However, the likelihood of more expanded access coming doesn’t appear likely. Despite residents favoring legalization, Governor Chris Sununu has vowed to veto legislation of any type. In December, he called legalization “the next major battle” and uses anti-marijuana groups for advisement on the matter.
Vermont began 2018 by making history. In early January, state lawmakers approved an adult-use cannabis bill, which was signed into law by Governor Phil Scott. This became the first time in which a state-approved recreational use through legislative means rather than a vote by citizens.

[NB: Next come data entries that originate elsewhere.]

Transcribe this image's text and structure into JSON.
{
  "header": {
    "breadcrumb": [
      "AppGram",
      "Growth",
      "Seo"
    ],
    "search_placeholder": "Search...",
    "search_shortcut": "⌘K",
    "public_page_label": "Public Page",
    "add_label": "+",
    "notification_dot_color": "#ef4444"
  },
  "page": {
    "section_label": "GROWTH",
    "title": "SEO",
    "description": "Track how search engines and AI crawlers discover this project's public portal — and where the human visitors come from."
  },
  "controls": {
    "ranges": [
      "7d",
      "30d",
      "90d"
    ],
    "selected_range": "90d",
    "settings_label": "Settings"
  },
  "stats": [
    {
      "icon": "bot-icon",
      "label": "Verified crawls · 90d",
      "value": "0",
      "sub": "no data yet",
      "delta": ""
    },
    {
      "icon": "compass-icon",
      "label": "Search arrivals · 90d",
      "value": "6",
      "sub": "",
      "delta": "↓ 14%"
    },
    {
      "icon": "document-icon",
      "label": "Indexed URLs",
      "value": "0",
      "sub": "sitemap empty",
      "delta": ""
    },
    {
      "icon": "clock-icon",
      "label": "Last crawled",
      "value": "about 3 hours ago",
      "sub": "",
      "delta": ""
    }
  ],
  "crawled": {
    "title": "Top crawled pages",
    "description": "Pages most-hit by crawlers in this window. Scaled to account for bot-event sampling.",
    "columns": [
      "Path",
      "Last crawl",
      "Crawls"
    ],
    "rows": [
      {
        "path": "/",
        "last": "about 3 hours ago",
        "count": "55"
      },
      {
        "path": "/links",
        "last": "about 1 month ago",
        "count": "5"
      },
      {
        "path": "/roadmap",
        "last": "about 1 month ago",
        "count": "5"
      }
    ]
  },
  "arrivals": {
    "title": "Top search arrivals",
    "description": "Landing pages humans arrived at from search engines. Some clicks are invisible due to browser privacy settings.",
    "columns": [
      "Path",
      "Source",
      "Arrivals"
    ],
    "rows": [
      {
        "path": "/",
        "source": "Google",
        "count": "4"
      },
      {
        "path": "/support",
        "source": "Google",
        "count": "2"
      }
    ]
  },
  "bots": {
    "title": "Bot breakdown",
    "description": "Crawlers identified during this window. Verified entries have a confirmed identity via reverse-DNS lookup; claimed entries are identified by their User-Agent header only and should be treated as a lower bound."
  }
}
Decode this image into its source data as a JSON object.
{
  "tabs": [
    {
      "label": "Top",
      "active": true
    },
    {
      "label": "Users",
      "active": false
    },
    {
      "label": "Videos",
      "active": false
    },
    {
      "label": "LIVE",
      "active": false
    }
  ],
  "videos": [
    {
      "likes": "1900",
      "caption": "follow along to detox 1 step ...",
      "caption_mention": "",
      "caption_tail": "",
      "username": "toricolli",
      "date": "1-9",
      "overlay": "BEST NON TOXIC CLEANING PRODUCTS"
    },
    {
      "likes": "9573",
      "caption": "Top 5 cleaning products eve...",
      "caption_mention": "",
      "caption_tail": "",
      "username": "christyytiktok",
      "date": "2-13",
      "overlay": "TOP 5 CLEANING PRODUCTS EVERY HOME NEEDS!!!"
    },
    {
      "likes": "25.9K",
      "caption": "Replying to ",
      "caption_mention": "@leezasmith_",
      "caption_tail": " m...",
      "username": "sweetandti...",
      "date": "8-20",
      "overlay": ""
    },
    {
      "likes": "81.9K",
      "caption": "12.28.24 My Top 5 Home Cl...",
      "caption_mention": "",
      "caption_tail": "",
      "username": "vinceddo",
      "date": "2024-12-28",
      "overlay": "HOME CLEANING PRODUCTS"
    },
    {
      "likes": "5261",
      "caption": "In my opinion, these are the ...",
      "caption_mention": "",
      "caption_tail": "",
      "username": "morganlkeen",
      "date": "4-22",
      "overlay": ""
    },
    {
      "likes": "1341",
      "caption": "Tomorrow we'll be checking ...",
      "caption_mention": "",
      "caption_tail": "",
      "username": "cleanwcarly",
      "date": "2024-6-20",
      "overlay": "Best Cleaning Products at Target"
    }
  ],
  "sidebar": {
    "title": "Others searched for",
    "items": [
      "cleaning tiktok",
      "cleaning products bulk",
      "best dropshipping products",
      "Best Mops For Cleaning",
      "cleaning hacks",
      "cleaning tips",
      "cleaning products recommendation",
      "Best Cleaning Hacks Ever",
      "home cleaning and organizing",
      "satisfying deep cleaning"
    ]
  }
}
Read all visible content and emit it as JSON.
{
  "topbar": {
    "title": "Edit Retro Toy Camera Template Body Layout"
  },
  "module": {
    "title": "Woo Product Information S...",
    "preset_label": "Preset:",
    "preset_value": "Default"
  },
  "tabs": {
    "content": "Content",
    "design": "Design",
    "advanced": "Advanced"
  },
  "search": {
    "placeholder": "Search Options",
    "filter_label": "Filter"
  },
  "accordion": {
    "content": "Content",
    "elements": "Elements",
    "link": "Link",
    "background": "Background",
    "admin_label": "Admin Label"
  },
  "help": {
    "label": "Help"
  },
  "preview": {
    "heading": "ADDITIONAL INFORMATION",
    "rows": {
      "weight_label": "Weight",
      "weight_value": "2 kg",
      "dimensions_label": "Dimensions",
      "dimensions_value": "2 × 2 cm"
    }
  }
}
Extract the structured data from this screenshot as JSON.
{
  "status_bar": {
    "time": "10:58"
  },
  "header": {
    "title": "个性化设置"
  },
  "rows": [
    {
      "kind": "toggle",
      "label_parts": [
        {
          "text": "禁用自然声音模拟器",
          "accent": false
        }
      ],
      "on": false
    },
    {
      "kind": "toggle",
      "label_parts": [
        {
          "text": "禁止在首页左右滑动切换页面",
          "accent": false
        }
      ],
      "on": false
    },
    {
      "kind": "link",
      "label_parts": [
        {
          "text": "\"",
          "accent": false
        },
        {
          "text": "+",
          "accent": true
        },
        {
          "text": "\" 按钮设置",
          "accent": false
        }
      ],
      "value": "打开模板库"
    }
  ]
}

With sales not yet beginning, lawmakers spent the rest of the month hammering out the program’s details. They include considering options which would fast-track erasing misdemeanor offenses from criminal records. This led to the establishment of expungement clinics which will begin in the coming months. Additionally, Vermont passed a home cultivation law which allows residents 21 and over to grow in their homes and potentially rental properties.
Meanwhile, the state continues to sort its marketplace out. A significant sticking point for policymakers appears to be a demand for roadside saliva tests before the market can open.
While Vermont made quite an impact on the Northeast in 2018, it can be argued that Massachusetts had the more lasting effect. With recreational sales beginning this past November, the state became the first on the east coast to do so. During the second week of sales, the state pulled in $2.6 million in revenue. Additionally, thanks to its market going live, states like New York, New Jersey and others in the Northeast have reconsidered regulation changes.
Prior to its legal cannabis market launch, much of the state’s year was spent preparing its rules, regulations and licensing. One such measure included giving licensing preferences to communities of color. However, issues persisted in the maturing market. Heading into the new year, the state’s “gray market” caused debates over what is a sale and which is a gift. Despite the issues, the year was seen as a smashing success by most.
Rhode Island ushered in medical cannabis in 2006 and became the second state to open a dispensary. However, its progression has slowed since then. This includes some troubling signs as well. The most glaring mark came from a February report which found that state police continued to enforce small possession laws despite it being decriminalized since 2013. The number of citation appears to be around 5,000.
With surrounding states opening its access and dispensary doors, Rhode Island may join the movement. In May, a bill to legalize was filed in the state Senate. Despite Governor Gina Raimondo’s resistance to cannabis – citing her youth sons and role as a parent – she and other lawmakers seem to embrace the likelihood of recreational cannabis in the state. Lawmakers already confirmed that cannabis will be up for discussion next year.
Maine voters legalized adult use cannabis in 2016. Thanks to notoriously anti-marijuana Governor Paul LePage and his vetoes, the law was only passed this past May when the state’s Congress overrode his efforts. Some even called the passed legislation “a more conservative version” of what citizens voted for in 2016.
The conservative measures include prohibiting social clubs and only allowing for three plants to be grown at home. Then, in July, lawmakers also overturned the Governor’s efforts to veto medical cannabis reforms which would improve access in several facets of the market.
The state did make some progress near the end of the year. A law was enacted in December which gives increased options to medical businesses. Under the new law, operations can sell up to 30% of its harvest. The move allows retailers to not have to cultivate their own crop.